— Assignment —
Which lines of the entries contain the string "this"? Copy each of them.

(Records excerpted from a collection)
-.-.-

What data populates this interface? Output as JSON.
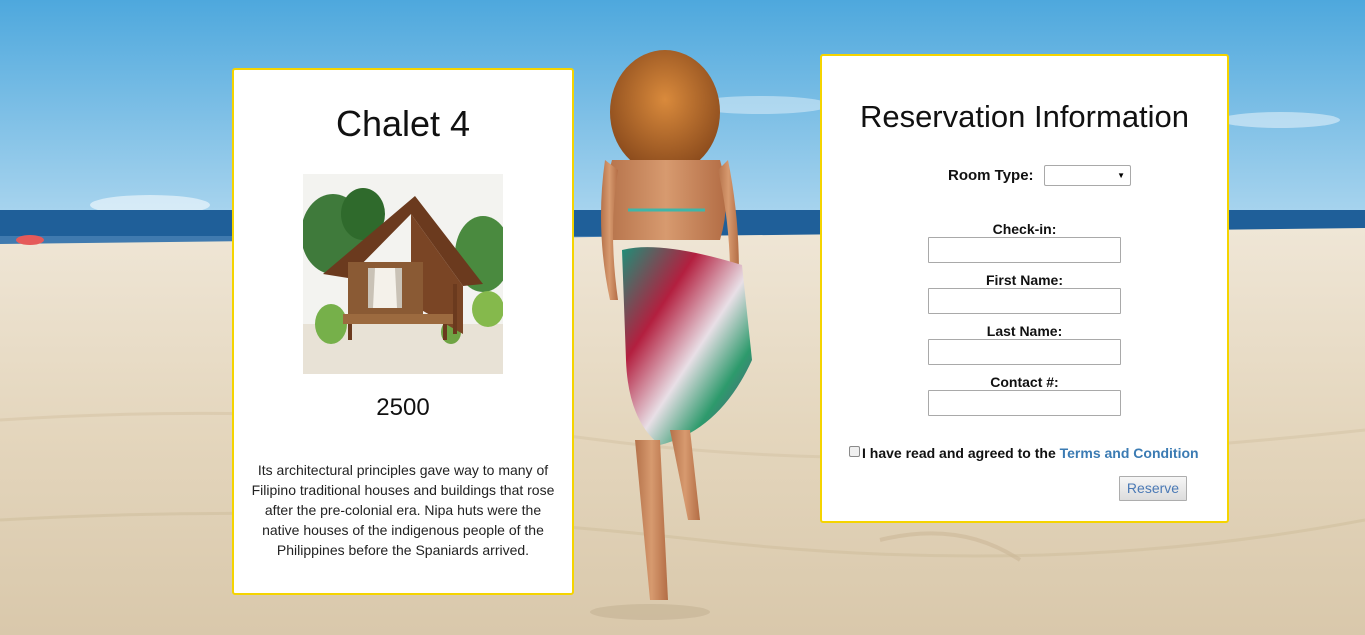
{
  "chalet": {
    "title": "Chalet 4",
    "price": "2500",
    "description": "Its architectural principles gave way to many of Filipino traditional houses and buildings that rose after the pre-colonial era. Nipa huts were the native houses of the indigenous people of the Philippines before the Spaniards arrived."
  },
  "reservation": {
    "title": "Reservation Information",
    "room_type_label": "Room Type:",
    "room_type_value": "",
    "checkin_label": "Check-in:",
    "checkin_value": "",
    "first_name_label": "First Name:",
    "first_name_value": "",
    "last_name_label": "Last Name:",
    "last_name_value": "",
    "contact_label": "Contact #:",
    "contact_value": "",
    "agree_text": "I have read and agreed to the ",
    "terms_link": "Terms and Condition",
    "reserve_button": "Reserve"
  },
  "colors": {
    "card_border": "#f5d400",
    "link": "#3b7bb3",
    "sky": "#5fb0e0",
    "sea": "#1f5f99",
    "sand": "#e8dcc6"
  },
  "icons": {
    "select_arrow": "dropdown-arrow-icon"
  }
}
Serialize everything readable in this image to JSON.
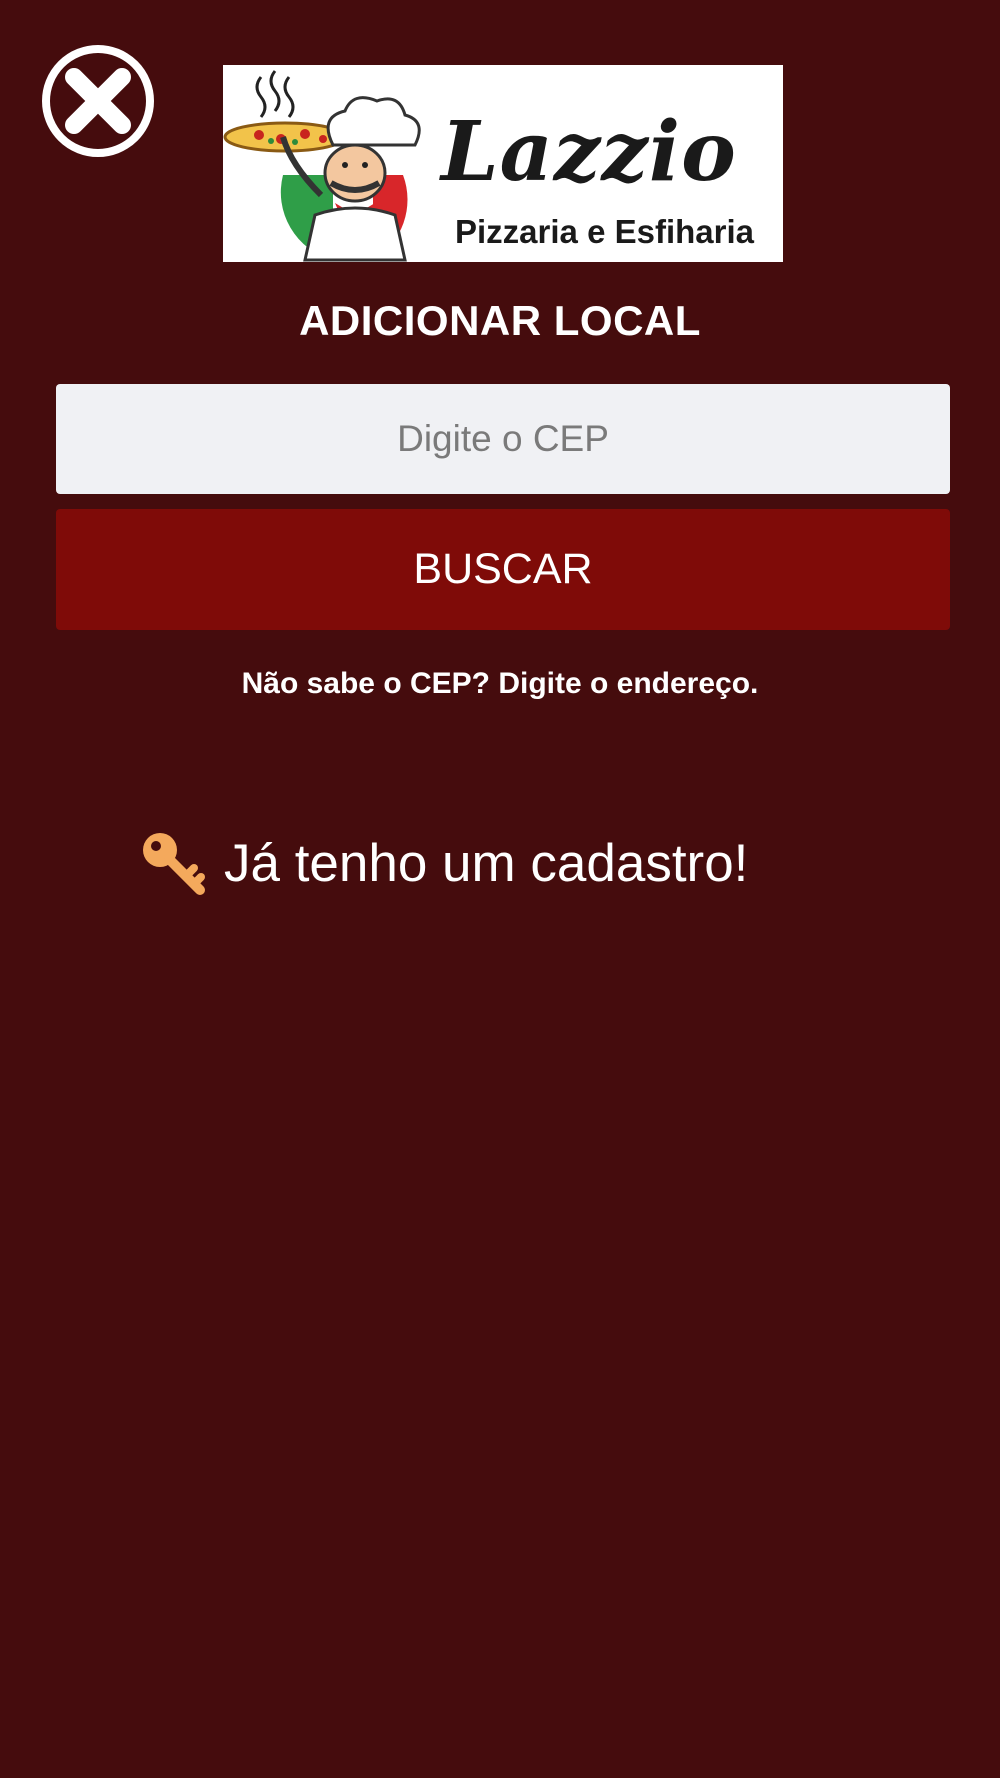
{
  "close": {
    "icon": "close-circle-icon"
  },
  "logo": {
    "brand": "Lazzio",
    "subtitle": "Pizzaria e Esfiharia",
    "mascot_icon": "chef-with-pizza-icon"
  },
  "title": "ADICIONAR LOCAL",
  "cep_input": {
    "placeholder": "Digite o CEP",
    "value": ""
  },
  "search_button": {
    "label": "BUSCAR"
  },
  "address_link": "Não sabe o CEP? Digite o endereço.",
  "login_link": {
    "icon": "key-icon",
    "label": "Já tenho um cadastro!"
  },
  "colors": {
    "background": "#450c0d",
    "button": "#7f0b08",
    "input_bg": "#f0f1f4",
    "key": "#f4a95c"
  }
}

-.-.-

— Completed task —
What data populates this interface? Output as JSON.
Serialize everything readable in this image to JSON.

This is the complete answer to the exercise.